Multicolor 3D prints the hard way

After drooling over the Makerbot dual-head extruder, [Brett] decided to get off his duff and make a proper multi-color print.

[Brett] has been making a few bottle openers for friends and has been successfully experimenting with switching filaments in the middle of a print. For his “Saturday Killer” bottle opener, he decided to push multicolored prints to the limit. For the “Saturday Killer,” [Brett] decided to print an abridged version of the classic Simpsons quote, “Beer, the cause of, and solution to, all of life’s problems” on the side of a bottle opener in 4 different colors.

The files necessary to print the Saturday Killer were generated in OpenSCAD. The general principle behind the design is to generate separate .STL files for the bottle opener and the sides, split those files into 2-layer chunks, and print those files while constantly adjusting the z-height. It’s not called the Saturday Killer for nothing, so [Brett] had to change the color of his filament 25 times.

A much simpler version of a complex multi-color print is [Brett]‘s Shepard Fairey inspired self-portrait. Still, we’re thinking a dual head extruder is somewhere in [Brett]‘s future. At least he’s got the technique down.

Cheap Ikea camera boom ensures shake-free video

ikea_webcam_jig

[Chris] recently got himself a nice web cam for documenting his Makerbot builds, and much like [Dino], he was looking for a way to get a bird’s-eye view of the action while keeping the camera nice and steady. While [Dino] ventured off to the hardware store, [Chris] tried a few different options that included tape, before heading off to Ikea to see what he could find.

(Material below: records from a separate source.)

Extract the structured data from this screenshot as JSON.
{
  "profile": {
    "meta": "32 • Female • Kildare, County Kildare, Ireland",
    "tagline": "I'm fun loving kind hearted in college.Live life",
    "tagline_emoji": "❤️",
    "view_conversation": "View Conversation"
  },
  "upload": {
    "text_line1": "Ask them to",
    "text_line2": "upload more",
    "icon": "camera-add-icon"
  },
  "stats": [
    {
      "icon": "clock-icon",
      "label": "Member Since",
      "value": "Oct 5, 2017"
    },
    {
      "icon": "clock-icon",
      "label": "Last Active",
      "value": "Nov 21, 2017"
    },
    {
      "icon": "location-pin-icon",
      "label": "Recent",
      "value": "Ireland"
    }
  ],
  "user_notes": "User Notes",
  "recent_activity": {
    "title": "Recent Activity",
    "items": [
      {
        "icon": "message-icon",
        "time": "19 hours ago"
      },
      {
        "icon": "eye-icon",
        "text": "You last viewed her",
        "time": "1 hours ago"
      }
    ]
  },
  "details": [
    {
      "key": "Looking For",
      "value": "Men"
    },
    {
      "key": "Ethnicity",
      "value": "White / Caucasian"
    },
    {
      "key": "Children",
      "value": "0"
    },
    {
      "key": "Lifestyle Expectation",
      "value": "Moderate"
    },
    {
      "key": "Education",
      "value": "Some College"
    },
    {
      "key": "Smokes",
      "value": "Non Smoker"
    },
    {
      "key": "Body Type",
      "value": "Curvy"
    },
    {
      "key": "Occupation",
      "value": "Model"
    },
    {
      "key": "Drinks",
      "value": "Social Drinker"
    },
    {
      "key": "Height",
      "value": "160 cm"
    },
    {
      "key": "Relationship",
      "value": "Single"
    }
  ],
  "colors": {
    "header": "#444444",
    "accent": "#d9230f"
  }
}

$9 and a few Swedish meatballs later, he was on his way home with a “TERTIAL Work Lamp” that can be mounted on virtually any desk-like surface. He had to remove most of the web cam’s useless mounting hardware, doing the same with the lamp’s light fixture. He put together a small bracket in Google Sketchup, which he then printed out using his Makerbot.

It fit perfectly, and now he can get steady video of his Makerbot prints every single time.

An Interview With Bre Pettis, Founder of MakerBot Industries

For those of you that don’t know, the Makerbot is a 3D printer created by Bre Pettis. It is probably the best-known 3D printer that you can buy at a price point meant for the hobbyist. Although this article doesn’t go into how the MakerBot is made, it focuses instead about the business itself and the man behind it. Bre was a hobbyist maker just like many of our readers, but decided to turn his passion into a successful business.

Although not all businesses are a success, Bre has made quite a start at becoming one. His company now employs 50 people and is currently hiring (like this posting for a “Web Warrior”) and has just secured $10 million in venture capital funding! Check out the full interview for all the details. It may inspire others to go from “hobby maker” to “professional.”

For other 3D printing-related posts, check out this one about the RepRap printer which is capable of replicating itself. For other ways to make your own parts, this rotomold machine may be of interest or this semi-DIY CNC router.

Print the best mascot, win a shiny new Makerbot

If you’ve always wanted a 3D printer, here’s your chance to win one. Makerbot Industries wants the Internets to design a new mascot for them. The contest winner will receive a Makerbot Thing-o-matic.

Don’t worry about a chicken or egg situation with this contest. You don’t actually need to print your design (although printability is a quality considered when judging). All you need to do to enter is upload your design files before the deadline on September 28th. Designs must be robot themed, and anything uploaded as Private will be made Public after contest results are announce. It should be fun looking through all of the submissions. There’s several other design restrictions so make sure to read carefully before you get to work.

Those that would rather work with a soldering iron than design plastic robot parts need not despair. You haven’t missed the deadline for the 7400 Logic contest, which is accepting entries through October 21st.

Follow

Get every new post delivered to your Inbox.

Join 91,245 other followers